— Task objective —
Report, from the records below, every line where the word "Hosting" appears.

— Data under study —
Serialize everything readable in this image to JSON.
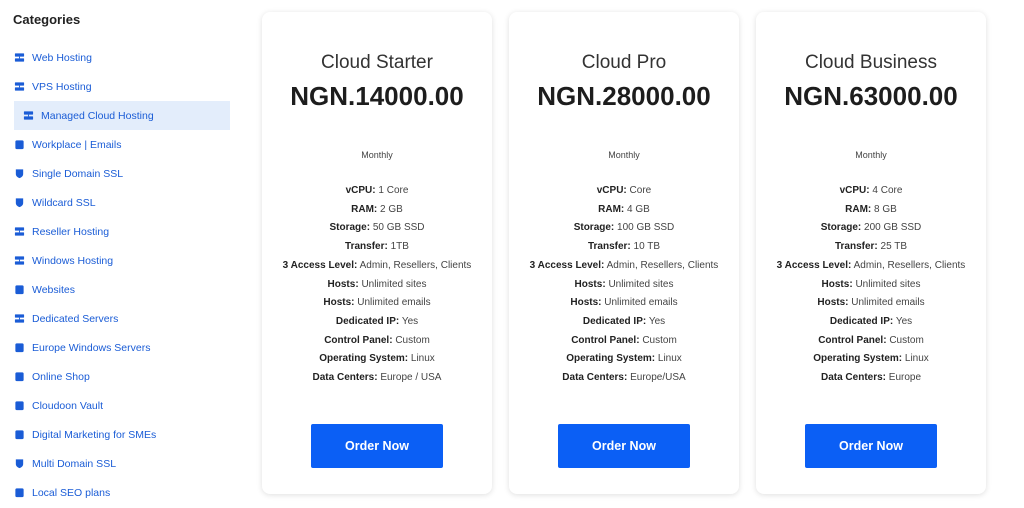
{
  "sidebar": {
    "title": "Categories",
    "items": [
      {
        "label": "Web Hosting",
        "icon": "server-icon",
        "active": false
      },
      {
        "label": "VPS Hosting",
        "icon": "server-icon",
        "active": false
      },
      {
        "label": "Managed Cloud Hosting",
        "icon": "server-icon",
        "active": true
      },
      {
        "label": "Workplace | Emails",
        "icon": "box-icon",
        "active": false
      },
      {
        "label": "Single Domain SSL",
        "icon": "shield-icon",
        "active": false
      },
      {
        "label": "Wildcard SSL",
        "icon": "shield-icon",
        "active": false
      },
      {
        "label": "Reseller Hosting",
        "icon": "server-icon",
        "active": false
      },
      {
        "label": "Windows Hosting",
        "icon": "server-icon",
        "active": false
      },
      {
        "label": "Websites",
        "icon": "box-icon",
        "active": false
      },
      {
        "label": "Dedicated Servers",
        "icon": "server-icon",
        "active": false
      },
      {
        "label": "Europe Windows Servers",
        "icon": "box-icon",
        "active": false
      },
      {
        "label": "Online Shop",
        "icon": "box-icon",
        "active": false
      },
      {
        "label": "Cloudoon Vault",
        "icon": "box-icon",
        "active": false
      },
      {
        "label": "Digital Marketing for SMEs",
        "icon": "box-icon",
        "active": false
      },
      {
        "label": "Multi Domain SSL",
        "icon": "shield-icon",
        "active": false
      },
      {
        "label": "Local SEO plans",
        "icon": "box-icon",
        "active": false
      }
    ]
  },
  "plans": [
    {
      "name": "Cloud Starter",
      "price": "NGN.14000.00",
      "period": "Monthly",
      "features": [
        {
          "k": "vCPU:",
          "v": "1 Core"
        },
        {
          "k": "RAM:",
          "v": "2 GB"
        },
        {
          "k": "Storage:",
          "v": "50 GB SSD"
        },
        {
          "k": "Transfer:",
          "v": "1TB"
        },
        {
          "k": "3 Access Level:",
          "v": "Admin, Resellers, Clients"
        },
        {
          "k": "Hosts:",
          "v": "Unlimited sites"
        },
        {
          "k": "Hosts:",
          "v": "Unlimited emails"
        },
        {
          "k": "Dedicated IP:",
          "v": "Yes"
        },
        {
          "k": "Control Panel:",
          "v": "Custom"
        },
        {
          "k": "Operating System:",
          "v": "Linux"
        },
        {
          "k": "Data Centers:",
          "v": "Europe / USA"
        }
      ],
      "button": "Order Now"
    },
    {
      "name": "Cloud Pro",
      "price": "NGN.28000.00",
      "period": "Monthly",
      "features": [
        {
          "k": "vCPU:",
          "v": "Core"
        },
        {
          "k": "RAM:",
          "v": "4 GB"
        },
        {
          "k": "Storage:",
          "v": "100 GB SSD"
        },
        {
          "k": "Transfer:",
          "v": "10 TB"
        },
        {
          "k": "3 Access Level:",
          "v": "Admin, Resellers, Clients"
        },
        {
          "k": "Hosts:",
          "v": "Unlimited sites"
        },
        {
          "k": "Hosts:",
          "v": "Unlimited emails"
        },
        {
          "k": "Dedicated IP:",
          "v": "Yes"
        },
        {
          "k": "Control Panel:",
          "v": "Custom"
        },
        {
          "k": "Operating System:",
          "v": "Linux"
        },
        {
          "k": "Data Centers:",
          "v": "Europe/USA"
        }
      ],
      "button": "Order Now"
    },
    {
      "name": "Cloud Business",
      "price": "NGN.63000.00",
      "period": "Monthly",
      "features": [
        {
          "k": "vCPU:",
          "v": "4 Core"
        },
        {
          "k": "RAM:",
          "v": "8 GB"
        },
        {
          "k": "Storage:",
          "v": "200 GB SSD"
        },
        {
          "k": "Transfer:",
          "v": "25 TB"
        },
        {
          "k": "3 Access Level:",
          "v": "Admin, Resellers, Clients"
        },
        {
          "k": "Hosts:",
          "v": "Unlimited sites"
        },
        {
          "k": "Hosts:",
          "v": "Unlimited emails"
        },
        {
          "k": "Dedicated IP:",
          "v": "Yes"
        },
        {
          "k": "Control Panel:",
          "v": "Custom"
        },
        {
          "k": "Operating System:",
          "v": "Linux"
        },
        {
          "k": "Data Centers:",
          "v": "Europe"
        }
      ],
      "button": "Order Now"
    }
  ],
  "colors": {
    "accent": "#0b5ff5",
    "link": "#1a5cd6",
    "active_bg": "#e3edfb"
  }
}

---

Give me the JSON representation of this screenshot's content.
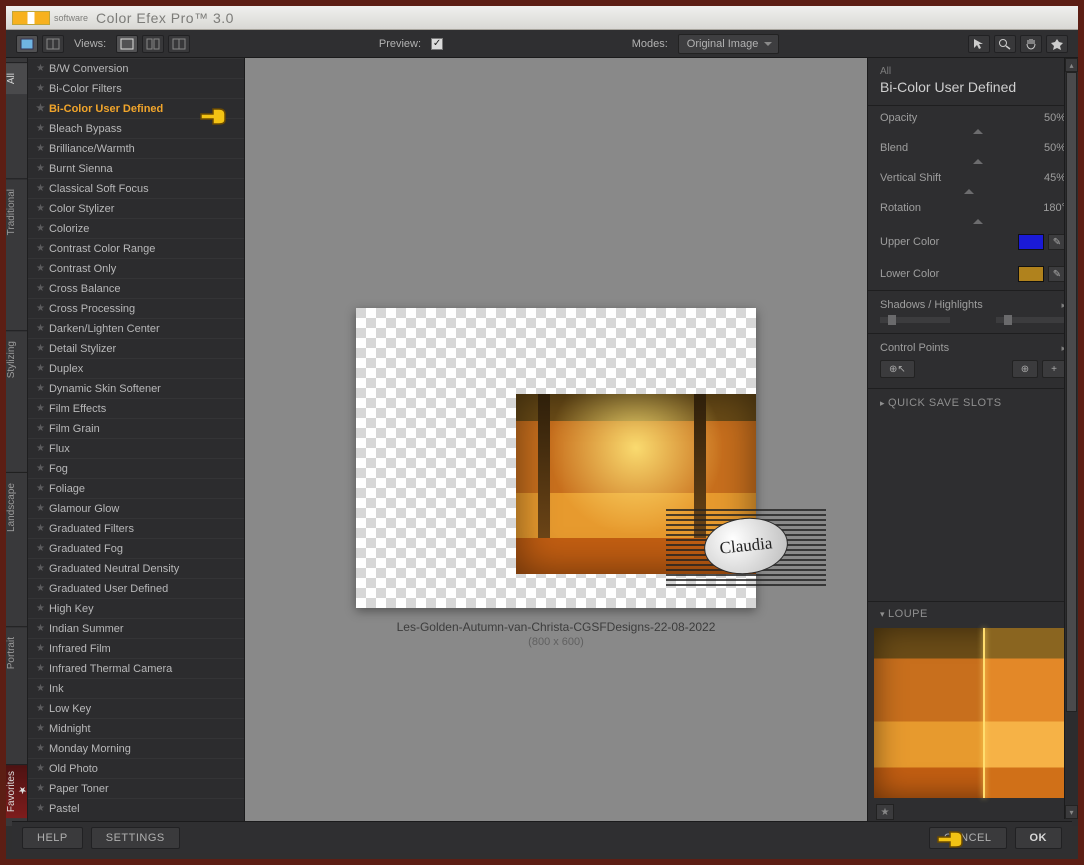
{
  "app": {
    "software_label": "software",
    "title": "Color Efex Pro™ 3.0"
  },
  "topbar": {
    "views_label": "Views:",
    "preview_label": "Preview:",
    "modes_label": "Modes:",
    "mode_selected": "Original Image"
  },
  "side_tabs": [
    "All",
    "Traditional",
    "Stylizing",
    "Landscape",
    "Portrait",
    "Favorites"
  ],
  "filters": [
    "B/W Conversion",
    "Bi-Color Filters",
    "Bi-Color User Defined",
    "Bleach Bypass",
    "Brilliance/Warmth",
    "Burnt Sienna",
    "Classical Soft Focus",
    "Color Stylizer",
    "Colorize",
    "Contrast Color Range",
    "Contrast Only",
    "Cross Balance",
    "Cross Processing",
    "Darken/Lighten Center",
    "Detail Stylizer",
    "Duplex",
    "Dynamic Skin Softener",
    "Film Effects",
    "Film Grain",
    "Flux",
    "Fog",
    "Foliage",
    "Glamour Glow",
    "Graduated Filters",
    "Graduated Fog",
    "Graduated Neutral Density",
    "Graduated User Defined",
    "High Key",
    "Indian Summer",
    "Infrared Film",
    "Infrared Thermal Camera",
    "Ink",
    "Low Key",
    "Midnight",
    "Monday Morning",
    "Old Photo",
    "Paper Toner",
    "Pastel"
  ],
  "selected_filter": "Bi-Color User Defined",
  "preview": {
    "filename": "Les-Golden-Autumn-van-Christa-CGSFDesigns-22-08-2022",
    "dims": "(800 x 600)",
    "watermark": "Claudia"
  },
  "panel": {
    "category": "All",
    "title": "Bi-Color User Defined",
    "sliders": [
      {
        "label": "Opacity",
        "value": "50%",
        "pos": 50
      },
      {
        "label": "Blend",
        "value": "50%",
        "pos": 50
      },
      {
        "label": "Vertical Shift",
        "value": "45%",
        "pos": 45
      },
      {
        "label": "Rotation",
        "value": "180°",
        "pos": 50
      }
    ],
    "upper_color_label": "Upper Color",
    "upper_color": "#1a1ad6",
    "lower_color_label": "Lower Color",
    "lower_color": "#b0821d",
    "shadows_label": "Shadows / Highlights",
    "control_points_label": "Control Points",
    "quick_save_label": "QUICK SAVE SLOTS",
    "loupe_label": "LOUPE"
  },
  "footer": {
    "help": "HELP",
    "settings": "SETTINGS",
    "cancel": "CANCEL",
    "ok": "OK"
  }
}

— Finished exercise —
        "label": "Web Hosting",
        "label": "VPS Hosting",
        "label": "Managed Cloud Hosting",
        "label": "Reseller Hosting",
        "label": "Windows Hosting",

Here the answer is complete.